Exercise brief >>
Only a number is expected in reply: the number of lines below that include the word "java".

[Entries from a dataset of interfaces]
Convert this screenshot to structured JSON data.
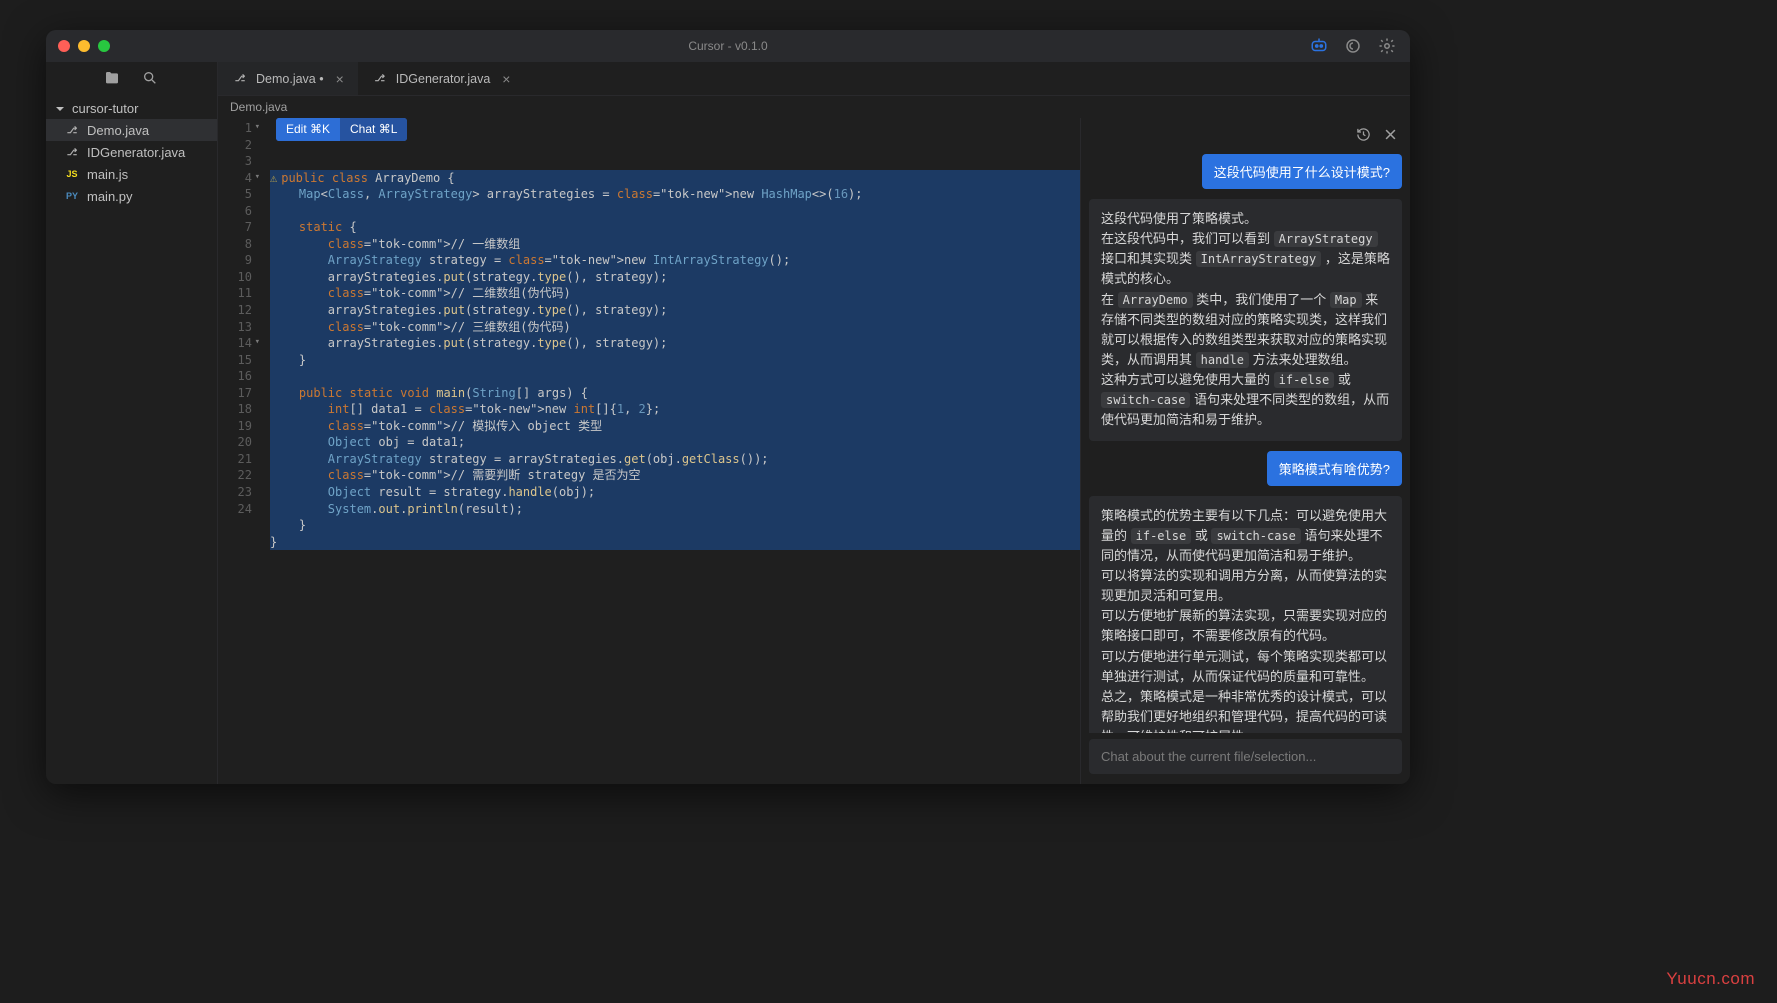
{
  "window": {
    "title": "Cursor - v0.1.0"
  },
  "sidebar": {
    "root": "cursor-tutor",
    "items": [
      {
        "label": "Demo.java",
        "lang": "java",
        "active": true
      },
      {
        "label": "IDGenerator.java",
        "lang": "java",
        "active": false
      },
      {
        "label": "main.js",
        "lang": "js",
        "active": false
      },
      {
        "label": "main.py",
        "lang": "py",
        "active": false
      }
    ]
  },
  "tabs": [
    {
      "label": "Demo.java",
      "modified": true,
      "active": true
    },
    {
      "label": "IDGenerator.java",
      "modified": false,
      "active": false
    }
  ],
  "breadcrumb": "Demo.java",
  "action_popup": {
    "edit": "Edit ⌘K",
    "chat": "Chat ⌘L"
  },
  "code_lines": [
    "public class ArrayDemo {",
    "    Map<Class, ArrayStrategy> arrayStrategies = new HashMap<>(16);",
    "",
    "    static {",
    "        // 一维数组",
    "        ArrayStrategy strategy = new IntArrayStrategy();",
    "        arrayStrategies.put(strategy.type(), strategy);",
    "        // 二维数组(伪代码)",
    "        arrayStrategies.put(strategy.type(), strategy);",
    "        // 三维数组(伪代码)",
    "        arrayStrategies.put(strategy.type(), strategy);",
    "    }",
    "",
    "    public static void main(String[] args) {",
    "        int[] data1 = new int[]{1, 2};",
    "        // 模拟传入 object 类型",
    "        Object obj = data1;",
    "        ArrayStrategy strategy = arrayStrategies.get(obj.getClass());",
    "        // 需要判断 strategy 是否为空",
    "        Object result = strategy.handle(obj);",
    "        System.out.println(result);",
    "    }",
    "}",
    ""
  ],
  "line_count": 24,
  "chat": {
    "messages": [
      {
        "role": "user",
        "text": "这段代码使用了什么设计模式?"
      },
      {
        "role": "ai",
        "text_parts": [
          "这段代码使用了策略模式。",
          "在这段代码中，我们可以看到 ",
          {
            "code": "ArrayStrategy"
          },
          " 接口和其实现类 ",
          {
            "code": "IntArrayStrategy"
          },
          " ，这是策略模式的核心。在 ",
          {
            "code": "ArrayDemo"
          },
          " 类中，我们使用了一个 ",
          {
            "code": "Map"
          },
          " 来存储不同类型的数组对应的策略实现类，这样我们就可以根据传入的数组类型来获取对应的策略实现类，从而调用其 ",
          {
            "code": "handle"
          },
          " 方法来处理数组。",
          "这种方式可以避免使用大量的 ",
          {
            "code": "if-else"
          },
          " 或 ",
          {
            "code": "switch-case"
          },
          " 语句来处理不同类型的数组，从而使代码更加简洁和易于维护。"
        ]
      },
      {
        "role": "user",
        "text": "策略模式有啥优势?"
      },
      {
        "role": "ai",
        "text_parts": [
          "策略模式的优势主要有以下几点：",
          "可以避免使用大量的 ",
          {
            "code": "if-else"
          },
          " 或 ",
          {
            "code": "switch-case"
          },
          " 语句来处理不同的情况，从而使代码更加简洁和易于维护。",
          "可以将算法的实现和调用方分离，从而使算法的实现更加灵活和可复用。",
          "可以方便地扩展新的算法实现，只需要实现对应的策略接口即可，不需要修改原有的代码。",
          "可以方便地进行单元测试，每个策略实现类都可以单独进行测试，从而保证代码的质量和可靠性。",
          "总之，策略模式是一种非常优秀的设计模式，可以帮助我们更好地组织和管理代码，提高代码的可读性、可维护性和可扩展性。"
        ]
      }
    ],
    "input_placeholder": "Chat about the current file/selection..."
  },
  "watermark": "Yuucn.com"
}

Reply to the exercise >>
7